21st June 1890. RAF Hangars.
Of the hundreds of RAF airfields built in WWII the most identifiable building was the giant hangar with one of the key companies involved in their construction being the old established Teesdale Iron Works of Head Wrightson & Co., which Today in 1890 was registered as a public company.(1)
Head Wrightson played a major part in the construction of the Bellman Hangar designed by structural engineer N.S. Bellman in 1936, to the specification of The Board of Works.
These hangars were so designed to be constructed and dismantled by unskilled workers and set to become a feature of most airfields here and abroad. Along with the semi-circular ‘Blister’ patented by Miskins & Sons in 1939, many are still in use today.
The Daily Telegraph reported in April 1942, under the heading: Britain as a Huge Air Raid Base: ‘Britain is to become the strongest air base in the world…springboard for the most devastating aerial attacks ever contemplated outside the realm of imaginative fiction’.
The Paper continued, ‘a striking force capable of levelling half Germany will be assembled at aerodromes in the United Kingdom. Already the bomber forces of the R.A.F. have reached considerable dimensions…
… every one of the new giant bombers is the equivalent of three of the older types…and the United States would augment and stiffen our air attacks’.(2)
Two air-fields were selected for the non-Blister tests: RAF Thornaby for the Bellman and RAF Usworth for an alternative model by Callender Cable, with a decision to plump mainly for the Bellman Model.
With the probability of war, purchases were made in bulk in 1938 and 40 were stored at the central parts storage at No.3 MU at Milton, Oxfordshire.
The preparation for war had started in 1936 with ‘Shadow Factories’ which could quickly be turned over to munitions.

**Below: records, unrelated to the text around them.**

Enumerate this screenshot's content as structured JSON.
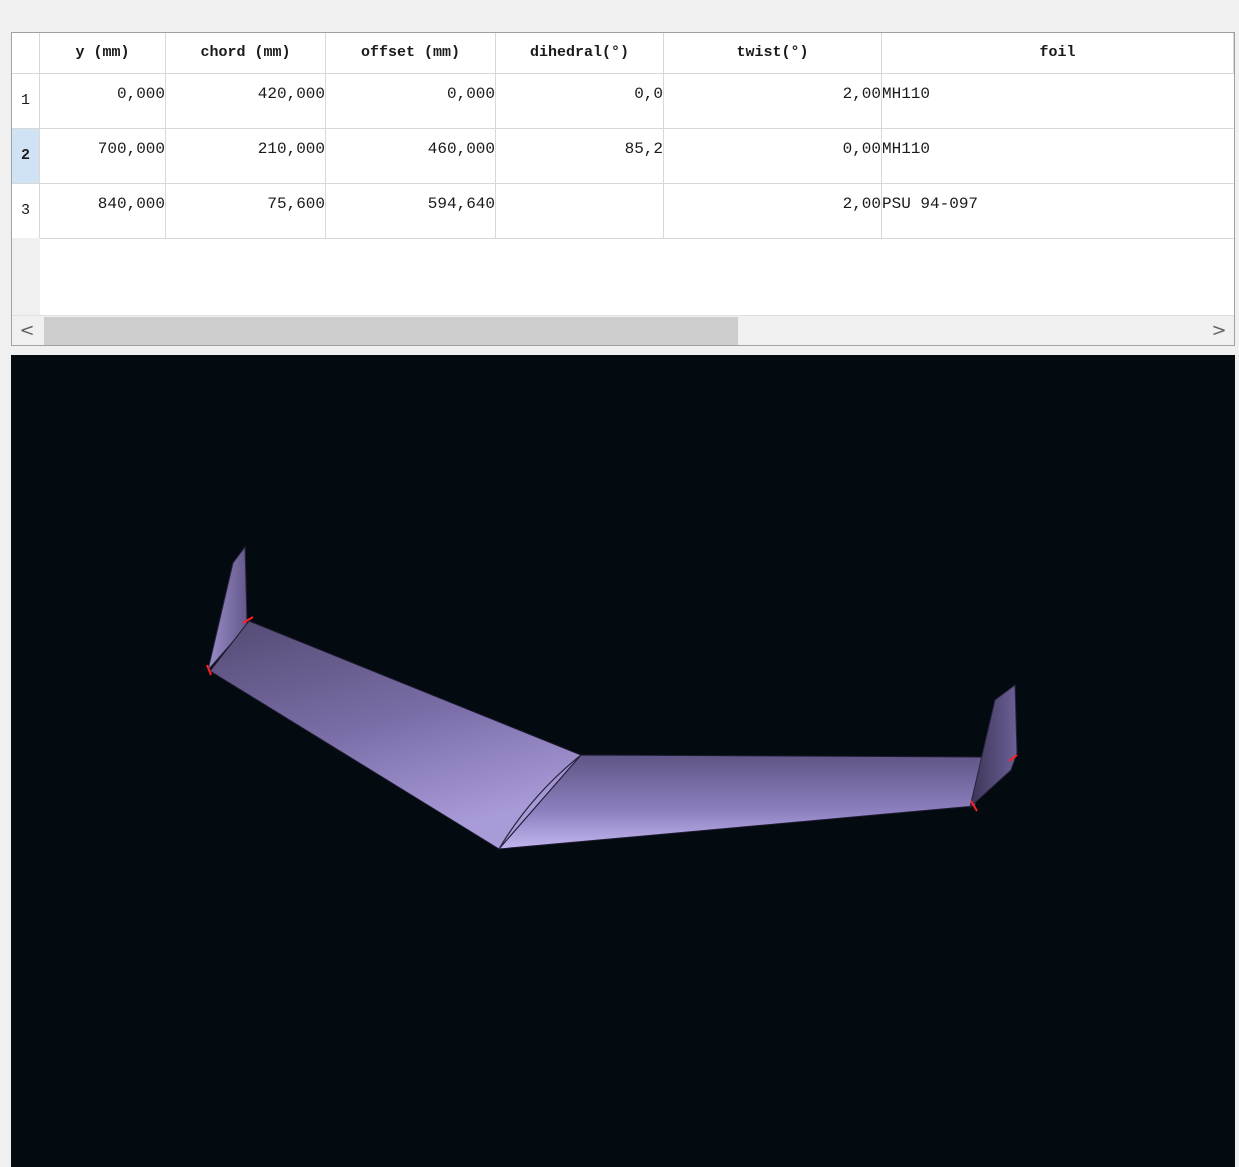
{
  "table": {
    "columns": [
      "y (mm)",
      "chord (mm)",
      "offset (mm)",
      "dihedral(°)",
      "twist(°)",
      "foil"
    ],
    "rows": [
      {
        "index": "1",
        "y": "0,000",
        "chord": "420,000",
        "offset": "0,000",
        "dihedral": "0,0",
        "twist": "2,00",
        "foil": "MH110"
      },
      {
        "index": "2",
        "y": "700,000",
        "chord": "210,000",
        "offset": "460,000",
        "dihedral": "85,2",
        "twist": "0,00",
        "foil": "MH110"
      },
      {
        "index": "3",
        "y": "840,000",
        "chord": "75,600",
        "offset": "594,640",
        "dihedral": "",
        "twist": "2,00",
        "foil": "PSU 94-097"
      }
    ],
    "selected_row": "2"
  },
  "scrollbar": {
    "left_arrow": "<",
    "right_arrow": ">"
  },
  "viewport": {
    "background": "#030a10",
    "wing_color": "#8d80c0",
    "section_marker_color": "#ff2020"
  }
}
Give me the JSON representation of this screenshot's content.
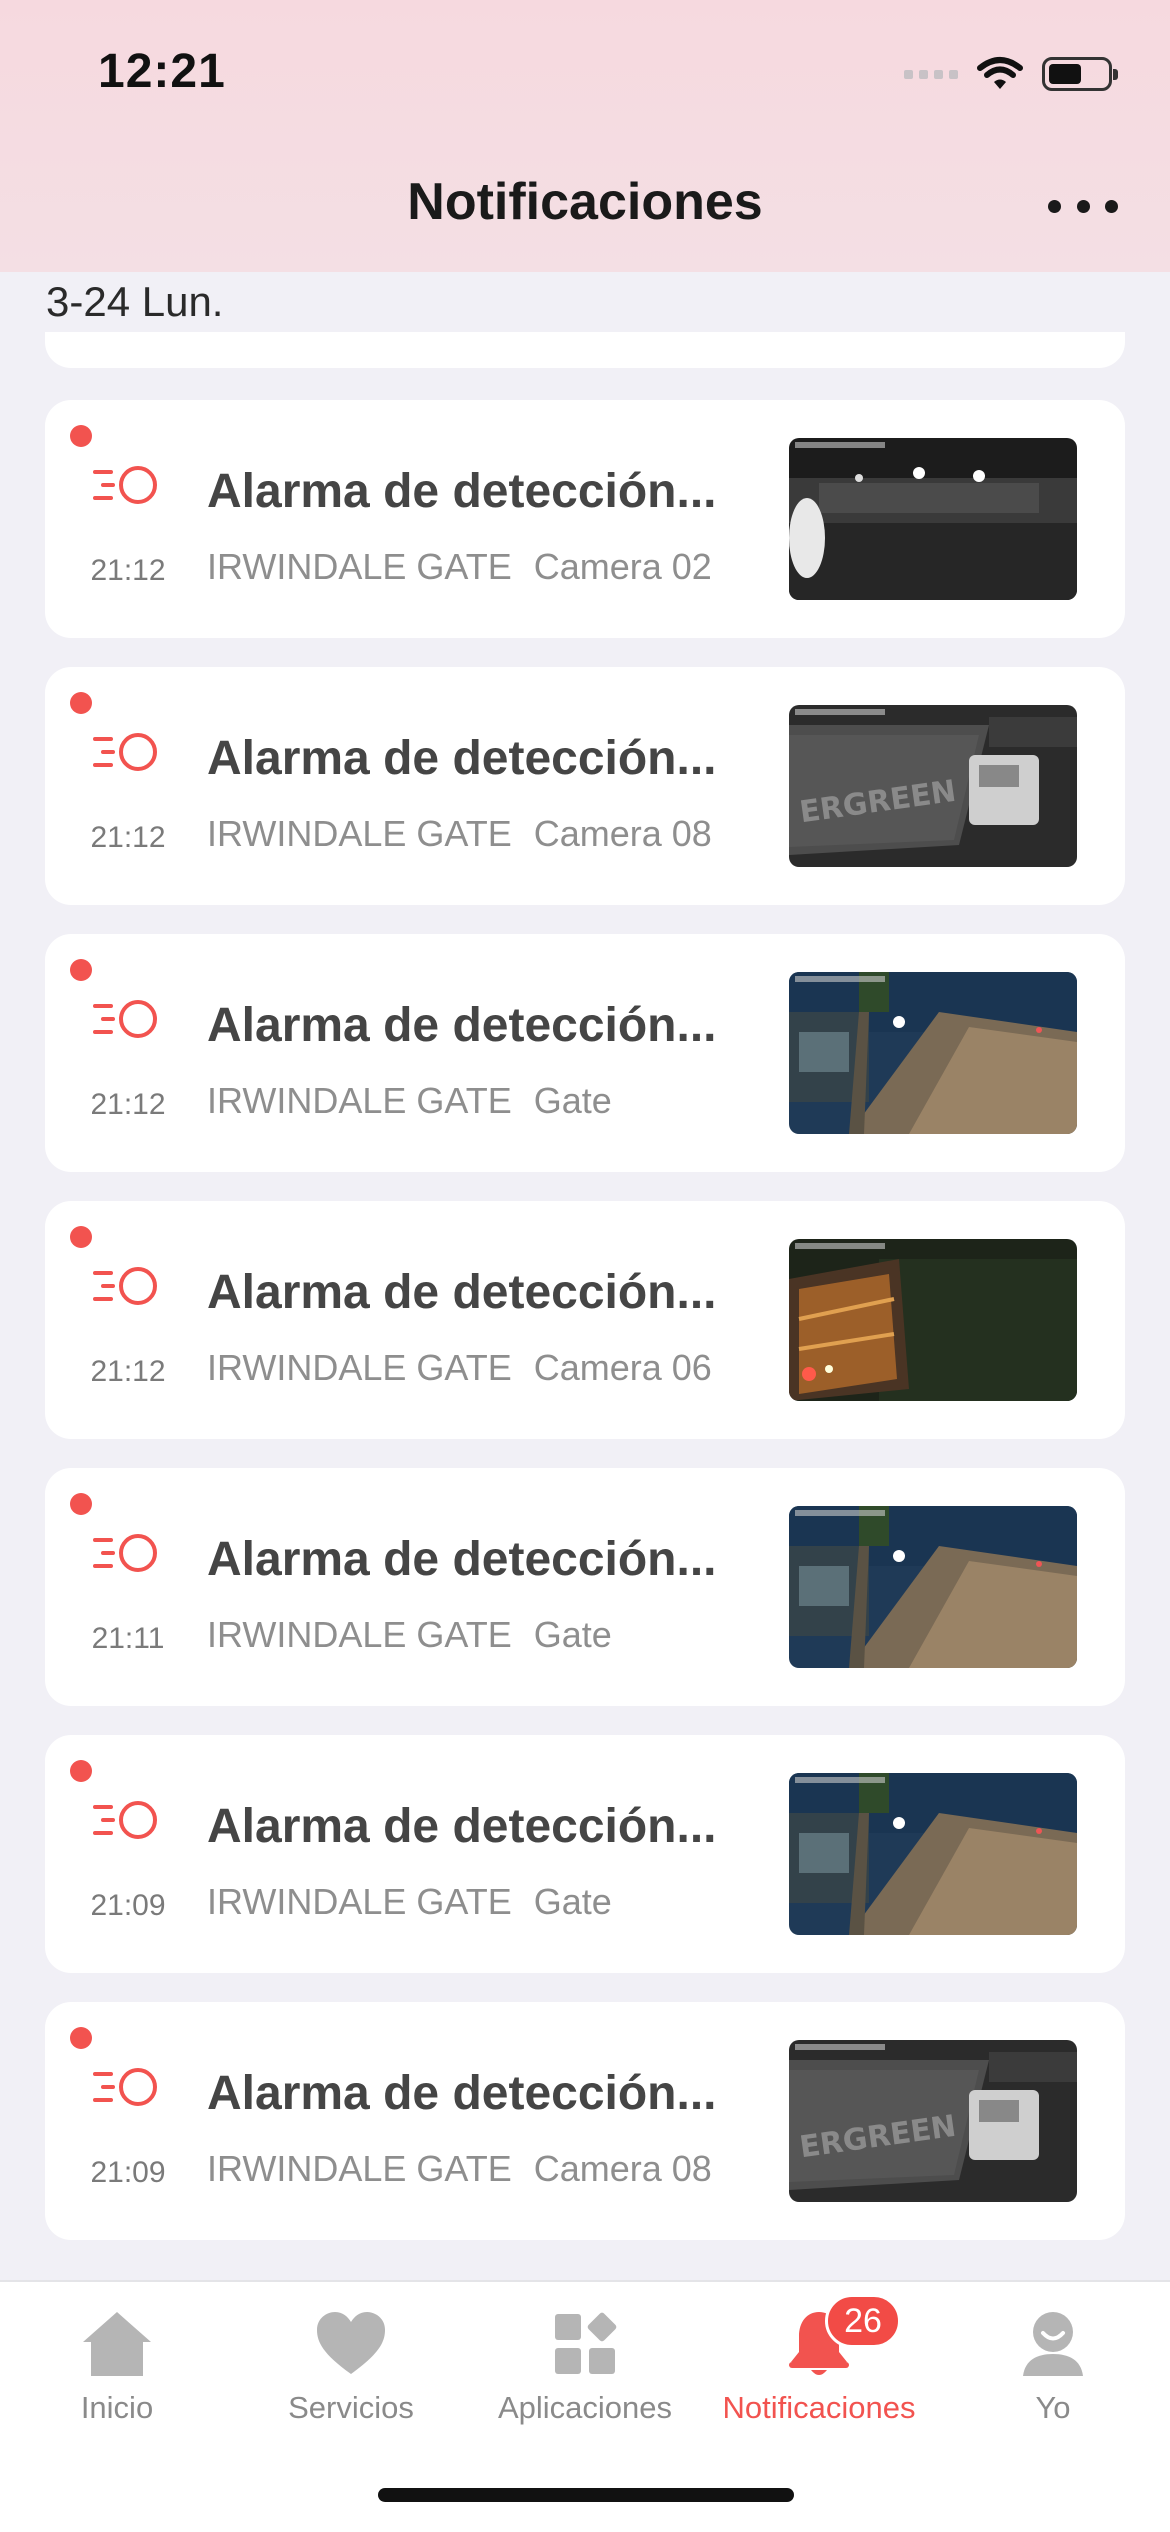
{
  "status_bar": {
    "time": "12:21"
  },
  "header": {
    "title": "Notificaciones",
    "more_icon": "more-dots-icon"
  },
  "date_header": "3-24 Lun.",
  "notifications": [
    {
      "title": "Alarma de detección...",
      "time": "21:12",
      "site": "IRWINDALE GATE",
      "camera": "Camera 02",
      "thumb": "night-lot"
    },
    {
      "title": "Alarma de detección...",
      "time": "21:12",
      "site": "IRWINDALE GATE",
      "camera": "Camera 08",
      "thumb": "container"
    },
    {
      "title": "Alarma de detección...",
      "time": "21:12",
      "site": "IRWINDALE GATE",
      "camera": "Gate",
      "thumb": "gate"
    },
    {
      "title": "Alarma de detección...",
      "time": "21:12",
      "site": "IRWINDALE GATE",
      "camera": "Camera 06",
      "thumb": "truck"
    },
    {
      "title": "Alarma de detección...",
      "time": "21:11",
      "site": "IRWINDALE GATE",
      "camera": "Gate",
      "thumb": "gate"
    },
    {
      "title": "Alarma de detección...",
      "time": "21:09",
      "site": "IRWINDALE GATE",
      "camera": "Gate",
      "thumb": "gate"
    },
    {
      "title": "Alarma de detección...",
      "time": "21:09",
      "site": "IRWINDALE GATE",
      "camera": "Camera 08",
      "thumb": "container"
    }
  ],
  "tabs": [
    {
      "label": "Inicio",
      "icon": "home-icon"
    },
    {
      "label": "Servicios",
      "icon": "heart-icon"
    },
    {
      "label": "Aplicaciones",
      "icon": "apps-icon"
    },
    {
      "label": "Notificaciones",
      "icon": "bell-icon",
      "badge": "26",
      "active": true
    },
    {
      "label": "Yo",
      "icon": "user-icon"
    }
  ],
  "colors": {
    "accent": "#f2534f",
    "header_bg": "#f6d9df",
    "page_bg": "#f1f0f6"
  }
}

This along with the ability to build 100.s of airfields in a matter of a few years contrasts with the situation today when it has taken decades to consider whether to build an extra runway at Heathrow.
When needs must, the Devil drives!
(1) In 1922 the Company acquired the interests of Whitwell & Co., previously held by Amalgamated Industrials. The Times 26.6. 1922.
(2) The Daily Telegraph. Tuesday, 21st April 1942.